Villas-Boas wryly revealed he did not have the number of José Mourinho, then the Real Madrid manager and with whom he has previous, when he was asked about it last season. And given that Madrid have apparently spent much of the summer trying to woo Bale from afar, there seems precious little evidence of any special relationship. As far as FFP goes, all of Europe's biggest clubs appear to be simultaneously insisting they will comply with Uefa's break-even rules while shelling out ever bigger sums in transfer fees. There does not seem much evidence of the "cooling effect" that Michel Platini hoped for – if anything Paris Saint-Germain and Monaco, for example, seem determined to drive the market to new heights.
What can we learn from previous Spurs transfer sagas?
There is plenty of recent history to draw on but it provides conflicting evidence. In 2006 Spurs were determined not to sell Michael Carrick to Manchester United but he ended up leaving for a fee that reached £18.6m. Two years later an even more acrimonious saga saw Dimitar Berbatov agitate for a move to Old Trafford once it became clear Sir Alex Ferguson was interested in signing him. Spurs were adamant he was not for sale and reported United to the Premier League but ended up accepting an offer of more than £30m on transfer deadline day.
In both cases Levy had extracted maximum value but damaged the team. Two years later, however, he resisted pressure from Modric in the face of persistent interest from Chelsea and a £40m bid. A year later the Croatian playmaker went to Madrid in a deal worth around £30m. Only Levy knows which of those two divergent paths he will follow with Bale.
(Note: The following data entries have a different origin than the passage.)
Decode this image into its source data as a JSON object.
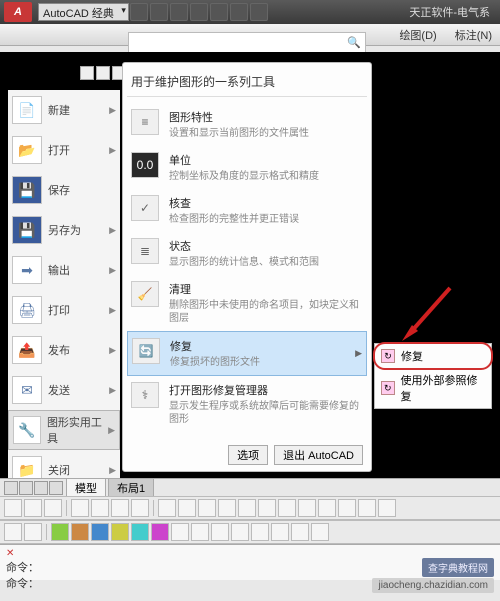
{
  "titlebar": {
    "app": "A",
    "workspace": "AutoCAD 经典",
    "title": "天正软件-电气系"
  },
  "menubar": {
    "draw": "绘图(D)",
    "annot": "标注(N)"
  },
  "search": {
    "placeholder": ""
  },
  "leftmenu": {
    "items": [
      {
        "label": "新建",
        "arrow": true
      },
      {
        "label": "打开",
        "arrow": true
      },
      {
        "label": "保存",
        "arrow": false
      },
      {
        "label": "另存为",
        "arrow": true
      },
      {
        "label": "输出",
        "arrow": true
      },
      {
        "label": "打印",
        "arrow": true
      },
      {
        "label": "发布",
        "arrow": true
      },
      {
        "label": "发送",
        "arrow": true
      },
      {
        "label": "图形实用工具",
        "arrow": true
      },
      {
        "label": "关闭",
        "arrow": true
      }
    ]
  },
  "panel": {
    "title": "用于维护图形的一系列工具",
    "items": [
      {
        "hd": "图形特性",
        "sub": "设置和显示当前图形的文件属性"
      },
      {
        "hd": "单位",
        "sub": "控制坐标及角度的显示格式和精度"
      },
      {
        "hd": "核查",
        "sub": "检查图形的完整性并更正错误"
      },
      {
        "hd": "状态",
        "sub": "显示图形的统计信息、模式和范围"
      },
      {
        "hd": "清理",
        "sub": "删除图形中未使用的命名项目，如块定义和图层"
      },
      {
        "hd": "修复",
        "sub": "修复损坏的图形文件"
      },
      {
        "hd": "打开图形修复管理器",
        "sub": "显示发生程序或系统故障后可能需要修复的图形"
      }
    ],
    "btns": {
      "opt": "选项",
      "exit": "退出 AutoCAD"
    }
  },
  "flyout": {
    "i1": "修复",
    "i2": "使用外部参照修复"
  },
  "tabs": {
    "t1": "模型",
    "t2": "布局1"
  },
  "cmd": {
    "l1": "命令：",
    "l2": "命令："
  },
  "watermark": {
    "w1": "查字典教程网",
    "w2": "jiaocheng.chazidian.com"
  }
}
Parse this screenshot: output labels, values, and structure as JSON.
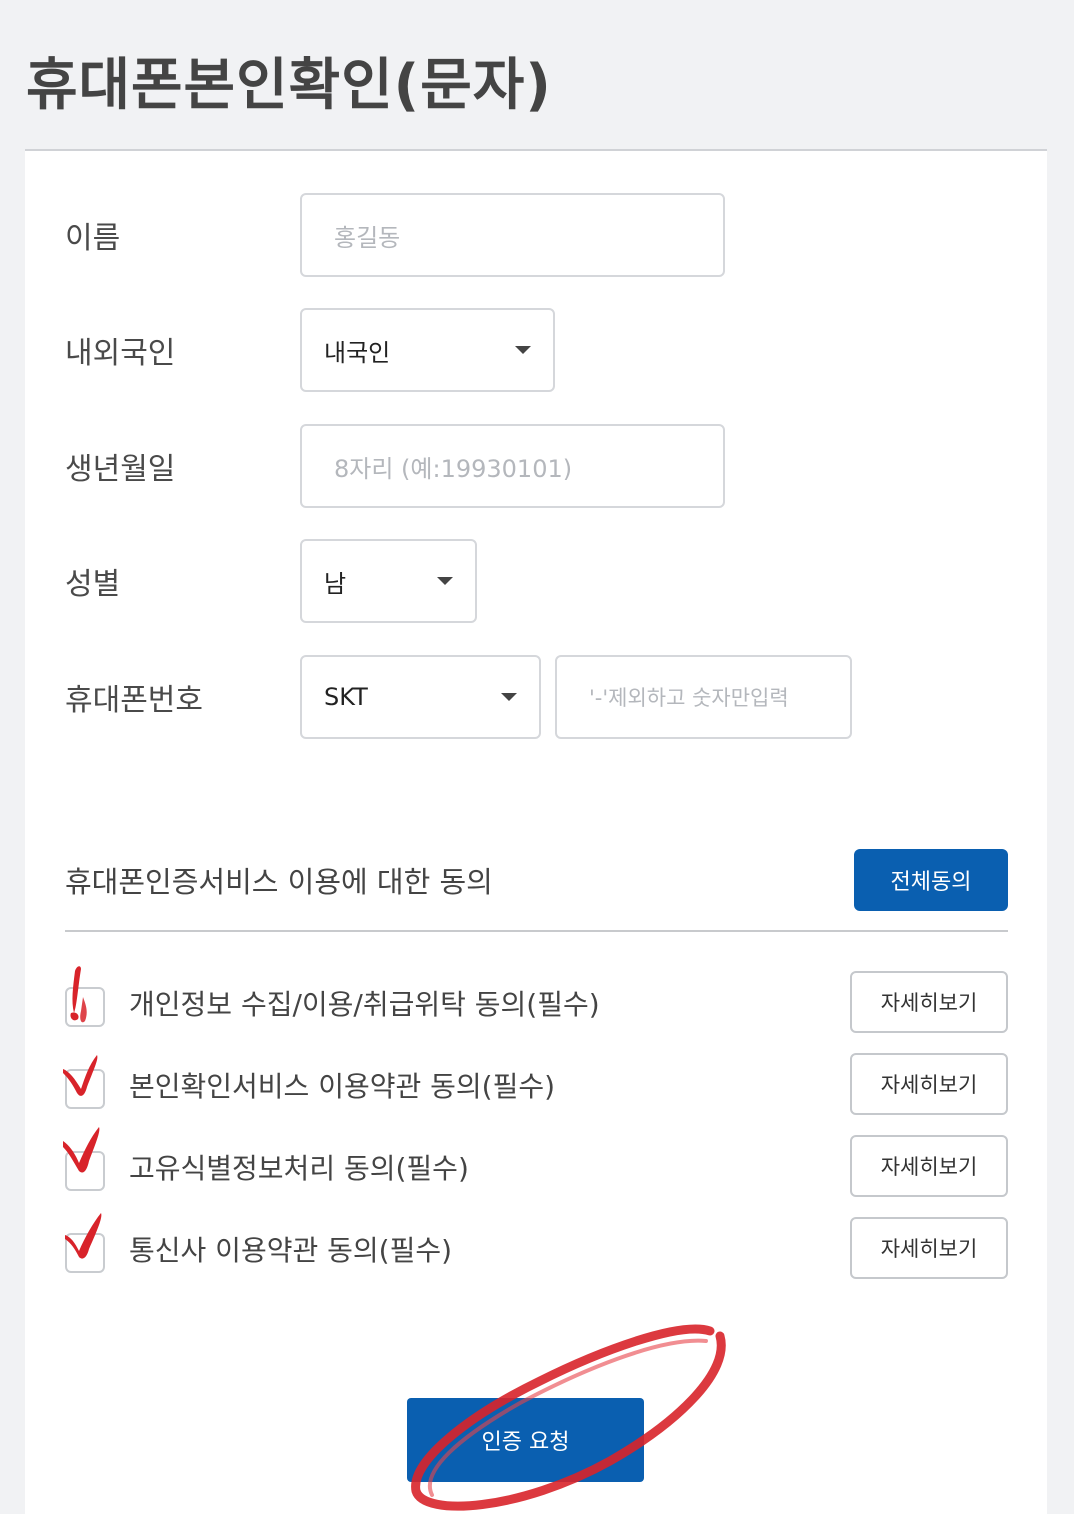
{
  "header": {
    "title": "휴대폰본인확인(문자)"
  },
  "form": {
    "name": {
      "label": "이름",
      "placeholder": "홍길동"
    },
    "nationality": {
      "label": "내외국인",
      "value": "내국인"
    },
    "birth": {
      "label": "생년월일",
      "placeholder": "8자리 (예:19930101)"
    },
    "gender": {
      "label": "성별",
      "value": "남"
    },
    "phone": {
      "label": "휴대폰번호",
      "carrier": "SKT",
      "placeholder": "'-'제외하고 숫자만입력"
    }
  },
  "agreement": {
    "title": "휴대폰인증서비스 이용에 대한 동의",
    "agree_all_label": "전체동의",
    "detail_label": "자세히보기",
    "terms": [
      {
        "label": "개인정보 수집/이용/취급위탁 동의(필수)",
        "checked": true
      },
      {
        "label": "본인확인서비스 이용약관 동의(필수)",
        "checked": true
      },
      {
        "label": "고유식별정보처리 동의(필수)",
        "checked": true
      },
      {
        "label": "통신사 이용약관 동의(필수)",
        "checked": true
      }
    ]
  },
  "submit_label": "인증 요청",
  "colors": {
    "primary": "#0a5fb0",
    "annotation": "#d8232a",
    "background": "#f1f2f4"
  }
}
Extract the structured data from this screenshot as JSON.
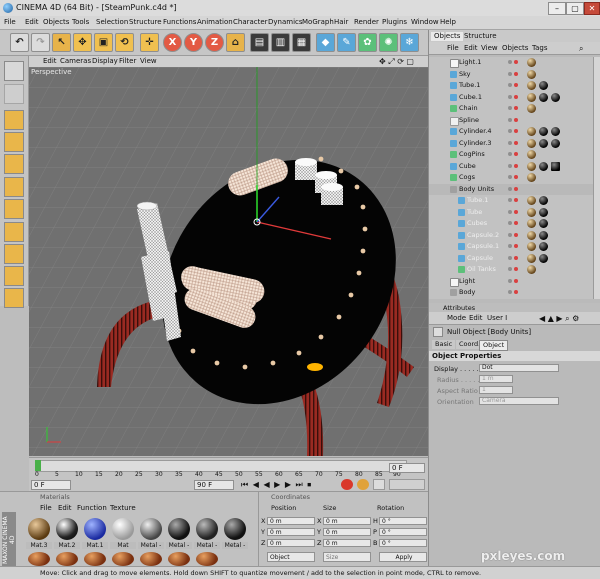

But given the individuals involved – the player's agent Jonathan Barnett, Madrid president Florentino Pérez and Levy – it will be a tense game of poker in which appearing to claim victory will be as important as the ultimate destination of Bale. Expect it to drag on for a while yet.